After shampooing a handmade rug it is vital to rinse and extract. Doing so removes residue, sets any unstable dyes and further cleans the carpets’ pile.
An acidic rinse is used to restore the rug to its natural (slightly acidic) state after washing. This sounds dangerous or harsh but in reality it is perfectly safe and normal. Human skin is actually slightly acidic in nature, much the same as wool, whereas the cleaning chemicals used in the cleaning process are alkali. Leaving a rug alkali after cleaning can break down both the colours of the rug and the wool fibres that are used to make it.
One of the issues with non-professionals or those not used to dealing with wool and other delicate fabrics is that once washed the PH balance is not restored, potentially causing colour run, if not in drying then in future washes. This is why some people will have a rug washed, the colours will be fine so when they do it again the expect the same results (as normally any loose dyes would bleed on the first wash) if not better only to find their colours bleed into each other.
The shampoo from the wash is rinsed out with water and a small quantity of rinse agent, this is applied to the rug using a high pressure sprayer which injects the water and rinse into the rug, removing residue and stabilising colours before being extracted by a high powered wet-vacuum.

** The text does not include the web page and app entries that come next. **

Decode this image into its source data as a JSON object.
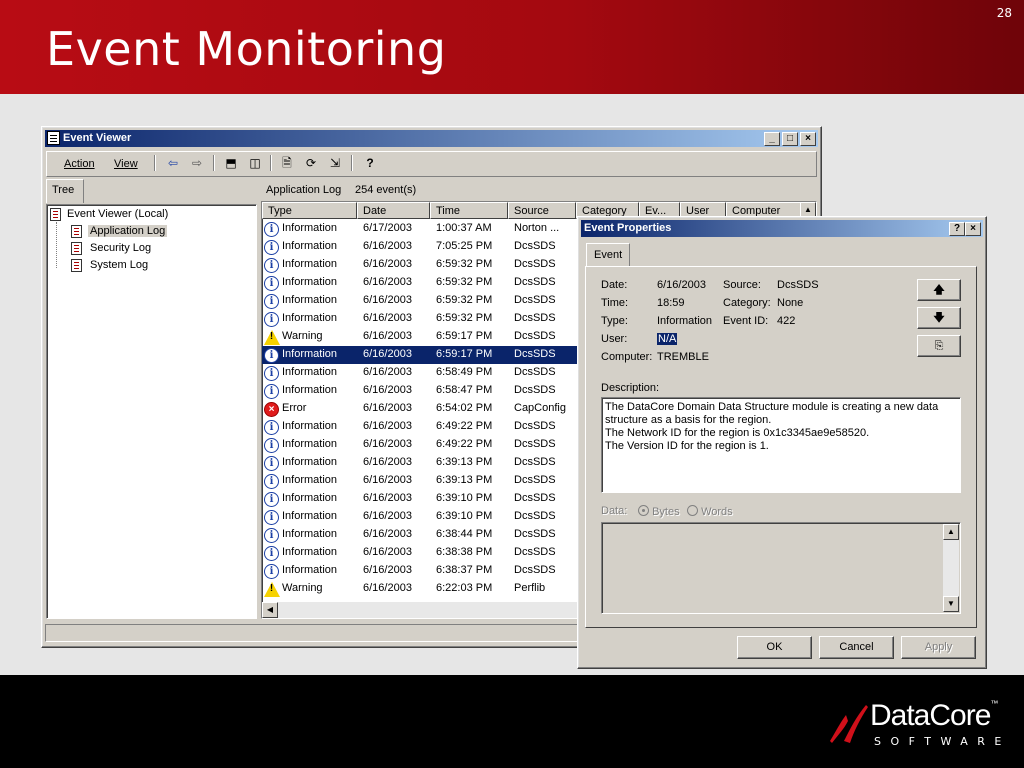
{
  "slide": {
    "title": "Event Monitoring",
    "number": "28"
  },
  "logo": {
    "name": "DataCore",
    "sub": "SOFTWARE"
  },
  "viewer": {
    "title": "Event Viewer",
    "min": "_",
    "max": "□",
    "close": "×",
    "menu": {
      "action": "Action",
      "view": "View"
    },
    "tree_tab": "Tree",
    "tree": [
      "Event Viewer (Local)",
      "Application Log",
      "Security Log",
      "System Log"
    ],
    "list_title": "Application Log",
    "list_count": "254 event(s)",
    "columns": [
      "Type",
      "Date",
      "Time",
      "Source",
      "Category",
      "Ev...",
      "User",
      "Computer"
    ],
    "rows": [
      {
        "type": "Information",
        "date": "6/17/2003",
        "time": "1:00:37 AM",
        "source": "Norton ..."
      },
      {
        "type": "Information",
        "date": "6/16/2003",
        "time": "7:05:25 PM",
        "source": "DcsSDS"
      },
      {
        "type": "Information",
        "date": "6/16/2003",
        "time": "6:59:32 PM",
        "source": "DcsSDS"
      },
      {
        "type": "Information",
        "date": "6/16/2003",
        "time": "6:59:32 PM",
        "source": "DcsSDS"
      },
      {
        "type": "Information",
        "date": "6/16/2003",
        "time": "6:59:32 PM",
        "source": "DcsSDS"
      },
      {
        "type": "Information",
        "date": "6/16/2003",
        "time": "6:59:32 PM",
        "source": "DcsSDS"
      },
      {
        "type": "Warning",
        "date": "6/16/2003",
        "time": "6:59:17 PM",
        "source": "DcsSDS"
      },
      {
        "type": "Information",
        "date": "6/16/2003",
        "time": "6:59:17 PM",
        "source": "DcsSDS"
      },
      {
        "type": "Information",
        "date": "6/16/2003",
        "time": "6:58:49 PM",
        "source": "DcsSDS"
      },
      {
        "type": "Information",
        "date": "6/16/2003",
        "time": "6:58:47 PM",
        "source": "DcsSDS"
      },
      {
        "type": "Error",
        "date": "6/16/2003",
        "time": "6:54:02 PM",
        "source": "CapConfig"
      },
      {
        "type": "Information",
        "date": "6/16/2003",
        "time": "6:49:22 PM",
        "source": "DcsSDS"
      },
      {
        "type": "Information",
        "date": "6/16/2003",
        "time": "6:49:22 PM",
        "source": "DcsSDS"
      },
      {
        "type": "Information",
        "date": "6/16/2003",
        "time": "6:39:13 PM",
        "source": "DcsSDS"
      },
      {
        "type": "Information",
        "date": "6/16/2003",
        "time": "6:39:13 PM",
        "source": "DcsSDS"
      },
      {
        "type": "Information",
        "date": "6/16/2003",
        "time": "6:39:10 PM",
        "source": "DcsSDS"
      },
      {
        "type": "Information",
        "date": "6/16/2003",
        "time": "6:39:10 PM",
        "source": "DcsSDS"
      },
      {
        "type": "Information",
        "date": "6/16/2003",
        "time": "6:38:44 PM",
        "source": "DcsSDS"
      },
      {
        "type": "Information",
        "date": "6/16/2003",
        "time": "6:38:38 PM",
        "source": "DcsSDS"
      },
      {
        "type": "Information",
        "date": "6/16/2003",
        "time": "6:38:37 PM",
        "source": "DcsSDS"
      },
      {
        "type": "Warning",
        "date": "6/16/2003",
        "time": "6:22:03 PM",
        "source": "Perflib"
      }
    ],
    "selected_row": 7
  },
  "props": {
    "title": "Event Properties",
    "help": "?",
    "close": "×",
    "tab": "Event",
    "date_label": "Date:",
    "date": "6/16/2003",
    "source_label": "Source:",
    "source": "DcsSDS",
    "time_label": "Time:",
    "time": "18:59",
    "category_label": "Category:",
    "category": "None",
    "type_label": "Type:",
    "type": "Information",
    "eventid_label": "Event ID:",
    "eventid": "422",
    "user_label": "User:",
    "user": "N/A",
    "computer_label": "Computer:",
    "computer": "TREMBLE",
    "description_label": "Description:",
    "description": "The DataCore Domain Data Structure module is creating a new data structure as a basis for the region.\nThe Network ID for the region is 0x1c3345ae9e58520.\nThe Version ID for the region is 1.",
    "data_label": "Data:",
    "bytes": "Bytes",
    "words": "Words",
    "ok": "OK",
    "cancel": "Cancel",
    "apply": "Apply"
  }
}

This allows the rug to be dried quicker, meaning the rug is in a damp condition for less time and can dry more naturally.